In short, this recommendation suggests regulators should consider "all relevant factors" when assessing applications for new natural gas infrastructure certificates of public convenience and necessity, including a cost-benefit analysis associated with developing these projects such that they can be easily retrofitted as demand for low- to no-carbon fuels increases into the mid-century.
In an effort to prompt questions concerning FERC's role in the development of interstate hydrogen transmission infrastructure, the MIT Energy Initiative has recently submitted comments to FERC under their Pipeline Certification Process Notice of Inquiry (PL18-1) highlighting the above study from ACER and stressing the importance of hydrogen-ready natural gas infrastructure development in order to minimize stranded asset risk.

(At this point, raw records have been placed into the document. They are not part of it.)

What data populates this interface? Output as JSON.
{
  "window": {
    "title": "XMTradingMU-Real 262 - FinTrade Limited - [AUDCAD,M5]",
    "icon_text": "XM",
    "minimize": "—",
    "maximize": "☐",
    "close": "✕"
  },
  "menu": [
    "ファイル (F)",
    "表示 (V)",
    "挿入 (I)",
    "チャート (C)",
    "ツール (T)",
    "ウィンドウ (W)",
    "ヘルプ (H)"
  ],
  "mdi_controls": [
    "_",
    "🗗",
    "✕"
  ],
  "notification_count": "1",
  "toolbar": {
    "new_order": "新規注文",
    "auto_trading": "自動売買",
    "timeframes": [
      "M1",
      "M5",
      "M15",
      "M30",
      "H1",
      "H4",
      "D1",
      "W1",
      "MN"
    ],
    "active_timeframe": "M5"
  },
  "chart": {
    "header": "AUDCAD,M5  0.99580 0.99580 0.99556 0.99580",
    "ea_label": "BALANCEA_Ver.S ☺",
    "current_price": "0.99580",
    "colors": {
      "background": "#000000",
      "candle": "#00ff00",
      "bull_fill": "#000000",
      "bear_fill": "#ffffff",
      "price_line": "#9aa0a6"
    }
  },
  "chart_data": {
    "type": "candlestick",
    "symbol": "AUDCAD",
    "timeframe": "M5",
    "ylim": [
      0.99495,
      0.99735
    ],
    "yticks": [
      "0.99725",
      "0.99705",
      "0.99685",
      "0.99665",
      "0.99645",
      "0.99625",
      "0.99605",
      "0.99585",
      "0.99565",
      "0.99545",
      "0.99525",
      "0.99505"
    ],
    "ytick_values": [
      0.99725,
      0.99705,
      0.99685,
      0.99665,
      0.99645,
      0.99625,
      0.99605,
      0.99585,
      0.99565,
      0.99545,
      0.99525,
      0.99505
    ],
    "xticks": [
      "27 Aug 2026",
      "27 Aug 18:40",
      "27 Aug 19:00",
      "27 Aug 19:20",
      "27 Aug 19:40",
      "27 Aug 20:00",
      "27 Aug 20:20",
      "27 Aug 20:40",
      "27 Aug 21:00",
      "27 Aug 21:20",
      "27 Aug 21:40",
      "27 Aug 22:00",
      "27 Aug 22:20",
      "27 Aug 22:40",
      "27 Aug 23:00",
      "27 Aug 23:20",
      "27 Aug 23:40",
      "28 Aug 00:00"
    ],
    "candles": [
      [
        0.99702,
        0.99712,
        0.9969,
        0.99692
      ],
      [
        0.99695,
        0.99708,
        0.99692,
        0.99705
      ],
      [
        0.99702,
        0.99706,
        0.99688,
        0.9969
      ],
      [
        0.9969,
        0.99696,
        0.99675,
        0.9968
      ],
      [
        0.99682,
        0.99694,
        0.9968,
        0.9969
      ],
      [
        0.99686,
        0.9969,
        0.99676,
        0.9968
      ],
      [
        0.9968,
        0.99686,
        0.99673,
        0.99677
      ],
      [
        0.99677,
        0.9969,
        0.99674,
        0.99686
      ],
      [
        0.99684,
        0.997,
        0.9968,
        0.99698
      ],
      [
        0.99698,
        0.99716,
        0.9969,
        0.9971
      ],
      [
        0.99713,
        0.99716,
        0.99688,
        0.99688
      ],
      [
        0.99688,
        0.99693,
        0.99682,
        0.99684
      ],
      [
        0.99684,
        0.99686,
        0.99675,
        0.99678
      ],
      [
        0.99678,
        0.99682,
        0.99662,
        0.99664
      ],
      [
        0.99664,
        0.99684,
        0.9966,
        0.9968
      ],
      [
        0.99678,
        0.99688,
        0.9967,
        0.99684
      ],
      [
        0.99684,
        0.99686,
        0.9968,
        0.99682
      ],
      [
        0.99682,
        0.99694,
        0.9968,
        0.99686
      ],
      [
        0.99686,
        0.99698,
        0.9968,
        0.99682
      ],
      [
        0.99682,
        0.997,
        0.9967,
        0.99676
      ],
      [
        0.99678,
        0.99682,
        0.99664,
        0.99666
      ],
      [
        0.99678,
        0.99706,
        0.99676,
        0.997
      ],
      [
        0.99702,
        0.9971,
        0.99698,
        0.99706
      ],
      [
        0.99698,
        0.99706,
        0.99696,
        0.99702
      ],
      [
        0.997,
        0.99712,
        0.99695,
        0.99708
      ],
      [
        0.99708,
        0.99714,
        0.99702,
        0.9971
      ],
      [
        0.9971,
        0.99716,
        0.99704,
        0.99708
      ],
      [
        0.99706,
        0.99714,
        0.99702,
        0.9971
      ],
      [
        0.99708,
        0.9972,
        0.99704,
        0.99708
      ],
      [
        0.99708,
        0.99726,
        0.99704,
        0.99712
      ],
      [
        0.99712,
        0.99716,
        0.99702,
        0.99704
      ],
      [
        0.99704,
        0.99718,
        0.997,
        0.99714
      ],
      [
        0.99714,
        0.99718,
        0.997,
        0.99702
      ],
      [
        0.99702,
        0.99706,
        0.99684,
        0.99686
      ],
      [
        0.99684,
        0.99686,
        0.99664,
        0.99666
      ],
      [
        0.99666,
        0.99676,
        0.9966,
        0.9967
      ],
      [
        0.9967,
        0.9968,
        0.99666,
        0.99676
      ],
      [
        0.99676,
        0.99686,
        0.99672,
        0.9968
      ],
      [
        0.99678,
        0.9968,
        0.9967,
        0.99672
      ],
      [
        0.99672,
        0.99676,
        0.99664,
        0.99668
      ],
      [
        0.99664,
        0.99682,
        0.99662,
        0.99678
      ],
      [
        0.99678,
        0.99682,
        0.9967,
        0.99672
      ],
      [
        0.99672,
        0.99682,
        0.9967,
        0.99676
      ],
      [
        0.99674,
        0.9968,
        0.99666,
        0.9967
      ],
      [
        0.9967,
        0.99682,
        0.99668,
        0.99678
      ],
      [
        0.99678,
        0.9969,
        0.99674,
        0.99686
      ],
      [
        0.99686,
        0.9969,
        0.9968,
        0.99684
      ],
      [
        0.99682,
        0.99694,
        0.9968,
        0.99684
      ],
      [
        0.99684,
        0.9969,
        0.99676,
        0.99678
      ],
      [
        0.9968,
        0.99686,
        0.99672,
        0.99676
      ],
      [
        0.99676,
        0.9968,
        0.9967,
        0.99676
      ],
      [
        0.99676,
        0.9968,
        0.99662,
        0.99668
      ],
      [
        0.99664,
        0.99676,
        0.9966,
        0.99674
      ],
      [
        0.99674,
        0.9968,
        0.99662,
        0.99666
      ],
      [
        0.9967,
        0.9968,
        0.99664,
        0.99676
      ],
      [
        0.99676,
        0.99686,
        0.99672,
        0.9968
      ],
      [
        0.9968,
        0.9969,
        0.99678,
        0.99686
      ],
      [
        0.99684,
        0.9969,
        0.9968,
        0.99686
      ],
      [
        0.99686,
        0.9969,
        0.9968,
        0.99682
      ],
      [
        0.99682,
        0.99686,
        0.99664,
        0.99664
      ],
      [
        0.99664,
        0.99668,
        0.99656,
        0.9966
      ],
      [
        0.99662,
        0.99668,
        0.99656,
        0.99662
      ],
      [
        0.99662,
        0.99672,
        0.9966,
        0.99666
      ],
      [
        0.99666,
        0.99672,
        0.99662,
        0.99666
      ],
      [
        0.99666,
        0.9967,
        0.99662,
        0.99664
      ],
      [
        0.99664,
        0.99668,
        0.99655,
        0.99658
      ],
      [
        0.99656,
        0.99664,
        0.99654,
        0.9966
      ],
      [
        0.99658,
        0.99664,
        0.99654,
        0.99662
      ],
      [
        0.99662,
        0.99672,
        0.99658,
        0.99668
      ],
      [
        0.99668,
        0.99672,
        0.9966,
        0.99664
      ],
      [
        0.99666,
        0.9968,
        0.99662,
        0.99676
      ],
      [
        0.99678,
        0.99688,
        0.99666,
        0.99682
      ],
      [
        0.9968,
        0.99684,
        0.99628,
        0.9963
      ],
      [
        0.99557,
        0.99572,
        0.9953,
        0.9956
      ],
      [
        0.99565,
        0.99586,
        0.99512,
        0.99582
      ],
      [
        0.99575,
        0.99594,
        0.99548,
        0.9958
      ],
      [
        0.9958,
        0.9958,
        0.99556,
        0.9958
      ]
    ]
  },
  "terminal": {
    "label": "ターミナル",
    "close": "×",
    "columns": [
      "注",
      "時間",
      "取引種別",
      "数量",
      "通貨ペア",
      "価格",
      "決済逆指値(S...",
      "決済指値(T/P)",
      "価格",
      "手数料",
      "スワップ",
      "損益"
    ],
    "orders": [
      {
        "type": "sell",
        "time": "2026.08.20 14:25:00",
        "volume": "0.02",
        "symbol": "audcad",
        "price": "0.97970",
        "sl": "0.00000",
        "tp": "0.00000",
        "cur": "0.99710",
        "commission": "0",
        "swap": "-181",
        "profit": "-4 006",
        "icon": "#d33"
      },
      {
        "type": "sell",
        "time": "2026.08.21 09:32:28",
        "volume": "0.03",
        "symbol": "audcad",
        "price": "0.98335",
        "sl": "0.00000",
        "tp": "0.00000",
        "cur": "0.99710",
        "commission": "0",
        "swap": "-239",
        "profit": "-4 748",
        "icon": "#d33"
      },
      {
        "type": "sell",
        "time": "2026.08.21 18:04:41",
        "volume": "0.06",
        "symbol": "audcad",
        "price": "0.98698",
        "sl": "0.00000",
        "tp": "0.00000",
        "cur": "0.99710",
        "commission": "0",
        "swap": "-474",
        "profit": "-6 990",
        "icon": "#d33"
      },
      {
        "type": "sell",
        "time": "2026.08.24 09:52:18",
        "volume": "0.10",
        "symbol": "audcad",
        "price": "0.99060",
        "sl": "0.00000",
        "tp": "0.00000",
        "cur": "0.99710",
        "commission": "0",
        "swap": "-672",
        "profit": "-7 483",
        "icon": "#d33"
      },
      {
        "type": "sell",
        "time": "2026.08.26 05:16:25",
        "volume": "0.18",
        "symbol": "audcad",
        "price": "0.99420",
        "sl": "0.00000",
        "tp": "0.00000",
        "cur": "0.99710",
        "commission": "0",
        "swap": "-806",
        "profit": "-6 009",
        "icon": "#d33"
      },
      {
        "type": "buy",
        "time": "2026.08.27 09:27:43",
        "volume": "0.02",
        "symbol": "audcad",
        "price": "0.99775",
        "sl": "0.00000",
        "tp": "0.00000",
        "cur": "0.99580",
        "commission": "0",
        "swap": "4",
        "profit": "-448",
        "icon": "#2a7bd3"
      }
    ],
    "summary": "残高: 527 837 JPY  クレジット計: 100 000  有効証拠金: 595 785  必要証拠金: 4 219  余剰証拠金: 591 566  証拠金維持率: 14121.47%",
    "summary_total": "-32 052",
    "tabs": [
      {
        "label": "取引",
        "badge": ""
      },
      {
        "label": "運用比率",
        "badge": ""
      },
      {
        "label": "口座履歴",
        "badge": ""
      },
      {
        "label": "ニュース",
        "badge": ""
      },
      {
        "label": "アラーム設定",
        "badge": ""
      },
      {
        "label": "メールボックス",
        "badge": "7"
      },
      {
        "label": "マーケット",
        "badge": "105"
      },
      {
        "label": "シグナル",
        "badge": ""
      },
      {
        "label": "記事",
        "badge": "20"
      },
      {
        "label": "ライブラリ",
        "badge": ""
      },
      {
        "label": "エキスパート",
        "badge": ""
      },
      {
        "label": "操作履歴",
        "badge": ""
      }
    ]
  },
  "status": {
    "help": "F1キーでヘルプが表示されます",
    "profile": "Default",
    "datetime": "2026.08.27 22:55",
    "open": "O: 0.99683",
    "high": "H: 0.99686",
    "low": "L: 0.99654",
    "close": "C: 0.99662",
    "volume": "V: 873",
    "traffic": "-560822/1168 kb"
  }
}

As FERC has opened this Notice of Inquiry to evaluate the natural gas pipeline certification process, the authors recommend considering how the transportation of hydrogen can potentially utilize the existing energy transmission infrastructure in the United States.
Owners of existing assets under a new regulatory paradigm
As mentioned above, hundreds of miles of dedicated hydrogen transmission pipeline infrastructure are in operation today in the United States — some of which operate on an interstate basis. If hydrogen ultimately falls under the purview of FERC, so too will the operation of these interstate hydrogen pipeline systems. Any effort to place hydrogen under FERC's purview must address what will be done with these existing assets.
These pipeline systems currently operate as private carriers as opposed to common carriers. The key differentiation is private carriers have "no duty to serve the public and may accept or reject offers even if it has available capacity to carry goods" while a common carrier is "one who undertakes for hire to transport the goods of those who may choose to employ him… [he] is, in general, bound to take the goods of all who offer." The systems currently in operation are meant to balance the owner's — generally an industrial gas company — individual load on the system.
As the federal government looks to minimize regulatory risk and enable the development of a more expanded hydrogen transmission network, particular attention must be paid to the owners of current infrastructure such that the proposed regulation does not greatly impact their operation.
Hydrogen is a different energy commodity for which neither a ubiquitous transmission network nor liquid market has been developed. The federal government has an opportunity to strategically enable the development of this infrastructure that has the potential to provide consumers with a steady supply of affordable low-carbon hydrogen as the country targets net-zero emissions by 2050.
FERC may be the appropriate agency to craft regulation to minimize regulatory risk and chart a path for the development of this infrastructure, however FERC does not have jurisdiction over hydrogen under either the Natural Gas Act or the Federal Power Act. An act of Congress will be required to move hydrogen under the purview of FERC and appropriately separate responsibilities for infrastructure development between FERC and the DOT, under PHMSA.
Hydrogen also offers an opportunity to minimize stranded asset risk for existing natural gas transmission infrastructure. The opportunity to simultaneously decarbonize the economy while creating value for existing asset owners makes hydrogen a particularly bipartisan issue today. However, it must be noted that there are companies that own hundreds of miles of interstate hydrogen transmission pipelines in the Gulf Coast region today. Any regulation written to enable the development of this interstate hydrogen infrastructure must consider the owners of infrastructure currently in operation.